TASK ITEM: Filter these entries so that only lines with the word "Departments" remain.

AVAILABLE DATA:
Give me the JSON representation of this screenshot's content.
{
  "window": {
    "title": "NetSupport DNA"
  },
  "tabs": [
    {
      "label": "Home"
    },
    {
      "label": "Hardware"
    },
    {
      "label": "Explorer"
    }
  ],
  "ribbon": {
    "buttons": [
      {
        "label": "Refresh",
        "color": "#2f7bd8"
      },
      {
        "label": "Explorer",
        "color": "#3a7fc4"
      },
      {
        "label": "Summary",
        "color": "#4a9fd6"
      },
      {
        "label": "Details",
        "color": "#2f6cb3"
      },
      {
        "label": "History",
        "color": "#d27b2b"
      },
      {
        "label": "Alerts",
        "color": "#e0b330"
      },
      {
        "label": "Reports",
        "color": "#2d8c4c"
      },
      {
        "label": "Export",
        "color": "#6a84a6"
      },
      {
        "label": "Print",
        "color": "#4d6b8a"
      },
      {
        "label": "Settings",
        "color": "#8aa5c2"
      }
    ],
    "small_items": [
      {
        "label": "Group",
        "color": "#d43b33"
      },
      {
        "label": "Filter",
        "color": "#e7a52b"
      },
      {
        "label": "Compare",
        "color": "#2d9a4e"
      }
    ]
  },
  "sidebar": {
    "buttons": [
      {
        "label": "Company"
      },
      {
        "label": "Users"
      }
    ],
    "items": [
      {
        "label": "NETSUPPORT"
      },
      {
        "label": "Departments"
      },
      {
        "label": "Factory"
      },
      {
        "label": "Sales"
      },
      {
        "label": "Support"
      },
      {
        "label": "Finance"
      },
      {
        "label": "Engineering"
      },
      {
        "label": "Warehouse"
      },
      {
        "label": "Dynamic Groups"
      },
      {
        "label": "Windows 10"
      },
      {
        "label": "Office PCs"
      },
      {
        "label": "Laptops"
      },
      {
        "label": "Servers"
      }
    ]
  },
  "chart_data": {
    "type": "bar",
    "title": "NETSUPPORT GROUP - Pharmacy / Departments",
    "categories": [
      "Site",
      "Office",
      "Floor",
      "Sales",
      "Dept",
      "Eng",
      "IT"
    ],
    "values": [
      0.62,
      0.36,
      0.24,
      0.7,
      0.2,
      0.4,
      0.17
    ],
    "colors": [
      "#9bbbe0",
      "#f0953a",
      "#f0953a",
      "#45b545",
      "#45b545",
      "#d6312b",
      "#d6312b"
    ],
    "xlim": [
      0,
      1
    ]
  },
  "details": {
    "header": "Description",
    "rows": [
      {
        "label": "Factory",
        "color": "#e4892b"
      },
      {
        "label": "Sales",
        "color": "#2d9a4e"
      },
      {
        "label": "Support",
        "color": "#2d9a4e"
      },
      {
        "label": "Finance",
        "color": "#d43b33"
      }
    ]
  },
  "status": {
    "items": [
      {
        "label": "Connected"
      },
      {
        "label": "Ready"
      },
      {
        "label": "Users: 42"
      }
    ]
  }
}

COMPLETED EXERCISE:
        "label": "Departments"
    "title": "NETSUPPORT GROUP - Pharmacy / Departments",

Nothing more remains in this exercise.